Making the most of your experiences

Several years ago, when headed to London alone one evening, I took with me a couple of headshots and scribbled notes about people that I was hoping to bump into that night. I wasn’t out on some kind of hitman mission (well, I would say that…), but instead was heading to an industry event which some interesting people I’d previously spoken to on twitter were happening to attend.

Doing this took me back to my past, when I’d lived a mis-spent youth making friends with people that I knew off the internet. A combination of several music forums and instant messaging software had meant that I was well versed in the art of walking up to select targets who may or may not resemble their 80×80 avatar or other terrible quality webcam pictures (it was the early 2000s) and introducing myself. The story of how myself and my ‘internet friends’ knew each other used to be quite a taboo subject, and you’d frequently hear mumbled variations of “we met at a gig”, “we know each other through mutual friends” etc, and to an extent this practice carries on to this day, either out of habit or the fact that deep down we’re still a bit ashamed at the fact that our friendships were only formed through interaction with CRT monitors. If you ever ask me how I know someone and I roll out one of those phrases, now you know the truth.

Of course nowadays, with social networking being an intrinsic part of most people’s lives, conversing on and offline with digital strangers is common practice. The use of dedicated event hashtags and sites such as Lanyrd have made it easier to track the activities of like-minded individuals, and the ability to put faces to screen names and chat in person is often cited as one of the best reasons for professionals to attend conferences. Having the confidence to approach people with conversation topics already in mind from things they may have mentioned, or the ability to start conversations online before events have both likely helped to widen the social and professional circles of many.

Realising the benefits
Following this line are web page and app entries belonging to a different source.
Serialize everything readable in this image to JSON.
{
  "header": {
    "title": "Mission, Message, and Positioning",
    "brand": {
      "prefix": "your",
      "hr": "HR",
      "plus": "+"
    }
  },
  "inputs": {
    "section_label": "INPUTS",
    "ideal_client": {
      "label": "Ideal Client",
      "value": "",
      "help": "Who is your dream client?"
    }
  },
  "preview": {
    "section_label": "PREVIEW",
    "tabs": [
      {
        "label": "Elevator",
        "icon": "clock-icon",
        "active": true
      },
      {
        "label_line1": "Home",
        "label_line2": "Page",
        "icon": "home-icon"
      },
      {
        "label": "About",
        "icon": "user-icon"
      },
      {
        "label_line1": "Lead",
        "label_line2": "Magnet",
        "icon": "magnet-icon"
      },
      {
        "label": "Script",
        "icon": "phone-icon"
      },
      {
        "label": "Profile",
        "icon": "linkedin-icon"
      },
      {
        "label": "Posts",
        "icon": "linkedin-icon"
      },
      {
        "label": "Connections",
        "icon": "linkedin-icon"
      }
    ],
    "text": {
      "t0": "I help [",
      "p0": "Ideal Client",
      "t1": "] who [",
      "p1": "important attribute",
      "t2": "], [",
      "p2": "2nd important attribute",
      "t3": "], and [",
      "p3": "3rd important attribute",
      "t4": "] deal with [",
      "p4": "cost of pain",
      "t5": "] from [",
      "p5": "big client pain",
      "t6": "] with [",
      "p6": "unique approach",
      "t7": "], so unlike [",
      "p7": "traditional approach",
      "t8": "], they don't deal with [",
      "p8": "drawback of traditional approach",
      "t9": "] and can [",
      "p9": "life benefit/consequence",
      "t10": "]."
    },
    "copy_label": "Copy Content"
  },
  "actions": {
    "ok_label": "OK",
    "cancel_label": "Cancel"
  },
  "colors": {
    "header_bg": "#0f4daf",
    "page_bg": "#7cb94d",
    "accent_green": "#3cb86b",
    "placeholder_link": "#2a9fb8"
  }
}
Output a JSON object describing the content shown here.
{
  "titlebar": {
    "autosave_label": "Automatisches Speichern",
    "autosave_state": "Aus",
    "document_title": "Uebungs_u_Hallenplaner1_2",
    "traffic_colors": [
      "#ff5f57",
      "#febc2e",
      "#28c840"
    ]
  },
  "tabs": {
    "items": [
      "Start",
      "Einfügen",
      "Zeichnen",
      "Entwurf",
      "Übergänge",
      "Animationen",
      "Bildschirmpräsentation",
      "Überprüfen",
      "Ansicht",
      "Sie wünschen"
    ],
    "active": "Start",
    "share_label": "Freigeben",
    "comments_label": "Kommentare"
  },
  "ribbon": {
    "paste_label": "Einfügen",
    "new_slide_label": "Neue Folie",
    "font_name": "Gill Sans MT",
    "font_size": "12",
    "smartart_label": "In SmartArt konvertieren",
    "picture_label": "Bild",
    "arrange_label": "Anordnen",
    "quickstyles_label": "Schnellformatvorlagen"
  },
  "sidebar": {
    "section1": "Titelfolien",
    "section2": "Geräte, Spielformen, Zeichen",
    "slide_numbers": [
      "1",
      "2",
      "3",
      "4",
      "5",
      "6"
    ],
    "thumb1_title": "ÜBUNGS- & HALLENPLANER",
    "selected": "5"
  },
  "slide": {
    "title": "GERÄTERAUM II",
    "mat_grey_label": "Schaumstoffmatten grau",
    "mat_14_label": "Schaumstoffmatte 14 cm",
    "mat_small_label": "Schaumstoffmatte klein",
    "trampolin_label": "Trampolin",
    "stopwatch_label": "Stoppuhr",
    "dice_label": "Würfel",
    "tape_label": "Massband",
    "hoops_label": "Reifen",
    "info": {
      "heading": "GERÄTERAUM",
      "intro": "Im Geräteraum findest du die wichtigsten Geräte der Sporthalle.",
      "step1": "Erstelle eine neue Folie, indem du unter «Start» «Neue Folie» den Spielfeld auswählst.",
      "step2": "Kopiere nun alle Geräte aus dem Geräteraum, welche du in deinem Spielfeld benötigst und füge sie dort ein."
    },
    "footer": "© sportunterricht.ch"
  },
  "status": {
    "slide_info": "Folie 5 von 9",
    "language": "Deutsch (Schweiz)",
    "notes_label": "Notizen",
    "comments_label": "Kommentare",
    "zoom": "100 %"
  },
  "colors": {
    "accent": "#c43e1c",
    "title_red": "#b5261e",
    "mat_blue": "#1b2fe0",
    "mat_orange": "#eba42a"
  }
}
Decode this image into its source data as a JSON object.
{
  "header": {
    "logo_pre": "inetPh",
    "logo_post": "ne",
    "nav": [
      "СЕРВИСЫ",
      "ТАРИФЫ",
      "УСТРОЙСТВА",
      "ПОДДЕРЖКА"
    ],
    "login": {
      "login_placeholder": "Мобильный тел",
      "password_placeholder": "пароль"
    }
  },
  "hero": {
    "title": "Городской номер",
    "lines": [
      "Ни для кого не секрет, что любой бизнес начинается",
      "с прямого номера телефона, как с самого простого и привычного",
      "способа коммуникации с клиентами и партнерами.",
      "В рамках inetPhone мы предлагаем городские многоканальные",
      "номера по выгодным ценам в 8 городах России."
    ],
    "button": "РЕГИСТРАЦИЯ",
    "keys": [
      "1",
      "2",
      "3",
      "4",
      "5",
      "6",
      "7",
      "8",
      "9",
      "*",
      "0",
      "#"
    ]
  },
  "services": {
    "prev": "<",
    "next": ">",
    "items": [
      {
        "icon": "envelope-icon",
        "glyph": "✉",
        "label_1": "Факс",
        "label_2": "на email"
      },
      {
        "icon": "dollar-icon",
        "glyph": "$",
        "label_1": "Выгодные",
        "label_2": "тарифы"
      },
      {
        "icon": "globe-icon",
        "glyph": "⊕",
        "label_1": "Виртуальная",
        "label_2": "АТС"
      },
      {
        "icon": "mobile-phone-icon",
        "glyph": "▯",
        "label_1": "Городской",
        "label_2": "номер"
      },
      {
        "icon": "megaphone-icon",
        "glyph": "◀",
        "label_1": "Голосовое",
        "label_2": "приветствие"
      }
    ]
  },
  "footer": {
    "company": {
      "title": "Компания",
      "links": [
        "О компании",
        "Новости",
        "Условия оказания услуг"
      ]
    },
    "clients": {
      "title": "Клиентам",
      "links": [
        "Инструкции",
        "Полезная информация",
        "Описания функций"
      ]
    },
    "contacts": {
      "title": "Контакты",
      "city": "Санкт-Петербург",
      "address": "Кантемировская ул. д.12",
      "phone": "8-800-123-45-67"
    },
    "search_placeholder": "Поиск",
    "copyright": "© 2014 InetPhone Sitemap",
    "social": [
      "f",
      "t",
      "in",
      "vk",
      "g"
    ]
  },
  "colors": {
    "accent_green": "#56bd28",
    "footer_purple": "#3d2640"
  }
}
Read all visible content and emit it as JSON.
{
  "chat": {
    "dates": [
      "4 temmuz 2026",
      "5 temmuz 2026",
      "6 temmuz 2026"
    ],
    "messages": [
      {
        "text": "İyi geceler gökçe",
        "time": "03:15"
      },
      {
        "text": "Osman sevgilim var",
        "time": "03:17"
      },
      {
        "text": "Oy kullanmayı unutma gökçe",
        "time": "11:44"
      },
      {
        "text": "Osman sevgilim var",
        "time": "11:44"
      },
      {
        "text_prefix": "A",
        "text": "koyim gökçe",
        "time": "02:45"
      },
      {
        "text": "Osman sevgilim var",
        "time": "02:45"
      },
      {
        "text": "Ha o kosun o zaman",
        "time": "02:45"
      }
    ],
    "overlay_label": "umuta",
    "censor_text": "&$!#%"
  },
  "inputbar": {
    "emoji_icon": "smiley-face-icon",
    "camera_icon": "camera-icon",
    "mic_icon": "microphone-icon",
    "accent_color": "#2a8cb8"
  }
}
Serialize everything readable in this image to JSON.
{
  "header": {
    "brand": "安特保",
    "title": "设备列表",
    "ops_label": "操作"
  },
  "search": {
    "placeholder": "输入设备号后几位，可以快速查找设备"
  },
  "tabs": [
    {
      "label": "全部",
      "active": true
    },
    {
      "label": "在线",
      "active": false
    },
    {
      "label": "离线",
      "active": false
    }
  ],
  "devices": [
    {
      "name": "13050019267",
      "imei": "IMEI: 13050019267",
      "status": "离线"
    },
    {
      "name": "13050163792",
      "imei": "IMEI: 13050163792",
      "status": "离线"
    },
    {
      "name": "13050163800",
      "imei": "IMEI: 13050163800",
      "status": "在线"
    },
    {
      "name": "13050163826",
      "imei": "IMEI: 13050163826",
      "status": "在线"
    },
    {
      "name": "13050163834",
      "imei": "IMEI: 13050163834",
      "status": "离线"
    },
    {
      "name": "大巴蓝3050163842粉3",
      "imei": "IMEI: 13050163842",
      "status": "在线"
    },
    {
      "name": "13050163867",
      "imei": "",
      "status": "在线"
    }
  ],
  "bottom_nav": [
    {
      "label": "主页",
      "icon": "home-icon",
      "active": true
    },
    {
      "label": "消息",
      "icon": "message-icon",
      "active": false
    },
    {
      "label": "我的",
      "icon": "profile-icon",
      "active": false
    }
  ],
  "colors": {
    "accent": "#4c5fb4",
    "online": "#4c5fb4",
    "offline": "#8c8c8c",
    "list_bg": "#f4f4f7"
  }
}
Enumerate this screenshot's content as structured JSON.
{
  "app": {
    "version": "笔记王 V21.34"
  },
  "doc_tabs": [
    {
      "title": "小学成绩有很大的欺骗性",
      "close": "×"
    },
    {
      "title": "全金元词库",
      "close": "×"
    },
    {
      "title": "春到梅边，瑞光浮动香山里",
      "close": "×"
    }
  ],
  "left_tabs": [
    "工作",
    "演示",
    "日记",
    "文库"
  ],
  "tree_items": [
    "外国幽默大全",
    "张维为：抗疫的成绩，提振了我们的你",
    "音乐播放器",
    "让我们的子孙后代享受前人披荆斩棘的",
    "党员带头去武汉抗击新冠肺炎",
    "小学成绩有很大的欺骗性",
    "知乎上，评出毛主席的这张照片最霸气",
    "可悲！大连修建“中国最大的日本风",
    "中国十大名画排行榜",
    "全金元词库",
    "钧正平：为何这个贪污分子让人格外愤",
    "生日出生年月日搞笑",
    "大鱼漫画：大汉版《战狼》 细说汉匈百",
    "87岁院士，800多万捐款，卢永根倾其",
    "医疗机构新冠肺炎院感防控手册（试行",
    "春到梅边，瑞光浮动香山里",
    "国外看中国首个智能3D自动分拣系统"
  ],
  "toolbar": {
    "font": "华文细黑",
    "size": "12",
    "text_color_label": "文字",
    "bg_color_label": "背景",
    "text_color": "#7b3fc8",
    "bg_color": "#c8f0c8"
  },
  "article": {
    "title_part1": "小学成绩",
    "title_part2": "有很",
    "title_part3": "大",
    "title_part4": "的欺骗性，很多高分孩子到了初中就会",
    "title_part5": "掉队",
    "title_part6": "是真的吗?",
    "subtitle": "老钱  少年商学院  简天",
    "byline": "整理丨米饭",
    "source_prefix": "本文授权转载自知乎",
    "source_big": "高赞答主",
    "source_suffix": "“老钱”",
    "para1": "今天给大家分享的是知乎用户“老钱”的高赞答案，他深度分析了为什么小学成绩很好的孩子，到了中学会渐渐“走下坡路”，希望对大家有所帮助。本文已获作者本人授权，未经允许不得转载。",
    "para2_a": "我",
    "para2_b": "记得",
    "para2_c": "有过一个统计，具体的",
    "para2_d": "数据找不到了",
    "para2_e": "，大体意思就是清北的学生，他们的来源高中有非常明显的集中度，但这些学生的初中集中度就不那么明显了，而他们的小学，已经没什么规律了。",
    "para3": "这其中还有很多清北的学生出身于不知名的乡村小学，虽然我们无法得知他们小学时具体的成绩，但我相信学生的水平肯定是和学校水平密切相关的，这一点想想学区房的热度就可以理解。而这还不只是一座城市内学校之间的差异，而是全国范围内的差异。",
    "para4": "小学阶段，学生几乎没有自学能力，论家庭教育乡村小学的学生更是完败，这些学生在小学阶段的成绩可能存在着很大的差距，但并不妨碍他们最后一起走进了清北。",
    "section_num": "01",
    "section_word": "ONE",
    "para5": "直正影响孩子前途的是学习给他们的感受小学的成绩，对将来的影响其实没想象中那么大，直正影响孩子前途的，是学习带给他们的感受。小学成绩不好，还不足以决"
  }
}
For me, back at that event in London, realising the parallels between online interactions and business nowadays made me appreciate the benefits that I’d gained from my experiences. Rightly or wrongly, at 15 and 16 I was used to travelling around the country alone to a variety of gigs, festivals and meetups, had forged some fantastic friendships which have been maintained to this day, and had experienced a lot of things which helped to improve me as a person. I’d evolved the ability to touch type through many nights spent tapping away in the dark, and I’d gained a curiosity around the web through being exposed to variety of systems, both those used to interact online, and those needed to circumvent primitive school IT room restrictions.

This background was an important step in me gaining confidence around skills which I now use regularly for my job. Online safety is a massive topic, and one that I’m not going to attempt to cover in this blog post, but I’m thankful for the fact that I and many others have been able to experience the positive side of transferring online communication to offline.

Getting a break into any industry can be tough, and when reading through job descriptions it’s often easy to focus on the requirements that you feel you don’t meet. Job titles may not match an expected evolution path, you may not have experience with the required technologies, or your 1-2 years experience may not be the 3-4 years required. If you’re coming from outside the industry, or from an educational background the challenge can be even steeper. Recognising the experiences that you’ve had, and being able to take the positives from these is something that can help you to identify things you do well. Ok, so nights spent loading up games on the command line, or your team leadership skills from online FPS sessions may not magic up a wealth of experience and you may not want to share your anecdotes with a potential employer, but strange parallels can be found in many places. Being able to realise previously unrecognised strengths in yourself and having the confidence to focus on translating these into professional qualities can sometimes give you the extra boost that you need to take yourself to the next level.

And finally, back to the story. I was able to find and introduce myself to all of the individuals on my geek hit list that night, all of whom I have since worked with in a variety of capacities. I won’t say who they are, but I’m grateful to all of them for playing their small part in my professional evolution.